In some South American countries, especially Peru, Ecuador and Colombia, shamans and other individuals offer ‘spiritual cleansing’ rituals which involve serving Ayahuasca tea. This tea contains dimethyltryptamine (DMT), which is a hallucinogen. While not illegal, Ayahuasca tourism is not regulated and does present certain risks.
There have been reports of psychological damage, assault, theft and rape of people under the influence of the hallucinogen in Ayahuasca tea as well as deaths of foreign tourists. Ceremonies often take place in remote areas with limited or no access to medical facilities.
New Zealanders are strongly advised to carefully consider these risks and potential side effects before participating in Ayahuasca tea rituals.
Reviewed:5 Sep 2018, 14:30
Latest News features
- Japan: Rugby World Cup 2019Posted: 20 August 2019, 17:41 NZST
- Outbreaks of PolioReviewed: 16 August 2019, 14:05 NZST
- Hong Kong: Ongoing ProtestsReviewed: 16 August 2019, 10:35 NZST
- Saudi Arabia: Hajj Pilgrimage 2019Reviewed: 30 July 2019, 13:40 NZST
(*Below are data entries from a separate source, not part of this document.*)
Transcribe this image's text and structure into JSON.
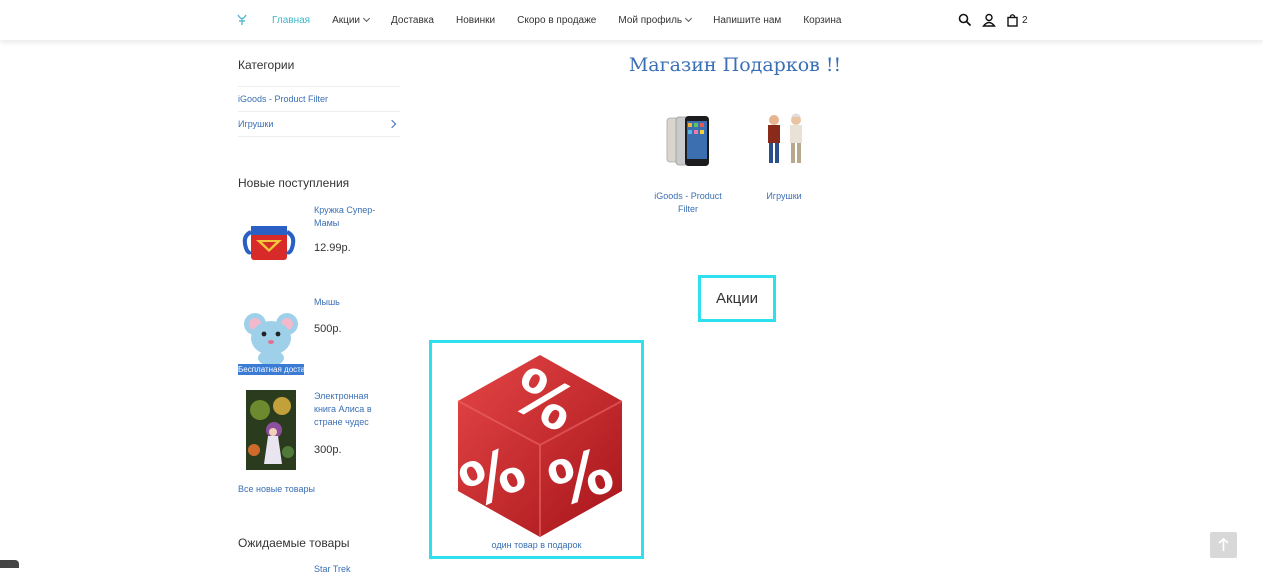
{
  "header": {
    "nav": [
      {
        "label": "Главная",
        "active": true,
        "dropdown": false
      },
      {
        "label": "Акции",
        "active": false,
        "dropdown": true
      },
      {
        "label": "Доставка",
        "active": false,
        "dropdown": false
      },
      {
        "label": "Новинки",
        "active": false,
        "dropdown": false
      },
      {
        "label": "Скоро в продаже",
        "active": false,
        "dropdown": false
      },
      {
        "label": "Мой профиль",
        "active": false,
        "dropdown": true
      },
      {
        "label": "Напишите нам",
        "active": false,
        "dropdown": false
      },
      {
        "label": "Корзина",
        "active": false,
        "dropdown": false
      }
    ],
    "icons": [
      "search-icon",
      "user-icon",
      "cart-icon"
    ],
    "cart_count": "2",
    "accent_color": "#3fb6c8"
  },
  "sidebar": {
    "categories_title": "Категории",
    "categories": [
      {
        "label": "iGoods - Product Filter",
        "has_children": false
      },
      {
        "label": "Игрушки",
        "has_children": true
      }
    ],
    "new_title": "Новые поступления",
    "new_products": [
      {
        "name": "Кружка Супер-Мамы",
        "price": "12.99р.",
        "icon": "mug-image"
      },
      {
        "name": "Мышь",
        "price": "500р.",
        "icon": "mouse-toy-image",
        "badge": "Бесплатная доставка"
      },
      {
        "name": "Электронная книга Алиса в стране чудес",
        "price": "300р.",
        "icon": "book-cover-image"
      }
    ],
    "all_new_link": "Все новые товары",
    "expected_title": "Ожидаемые товары",
    "expected_cut": "Star Trek"
  },
  "main": {
    "title": "Магазин Подарков !!",
    "categories": [
      {
        "label": "iGoods - Product Filter",
        "icon": "iphone-image"
      },
      {
        "label": "Игрушки",
        "icon": "toy-figures-image"
      }
    ],
    "promo_heading": "Акции",
    "promo_item": {
      "label": "один товар в подарок",
      "icon": "percent-dice-image"
    },
    "highlight_color": "#2ee0ee"
  }
}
- Egypt: Suspension of FlightsReviewed: 22 July 2019, 18:00 NZST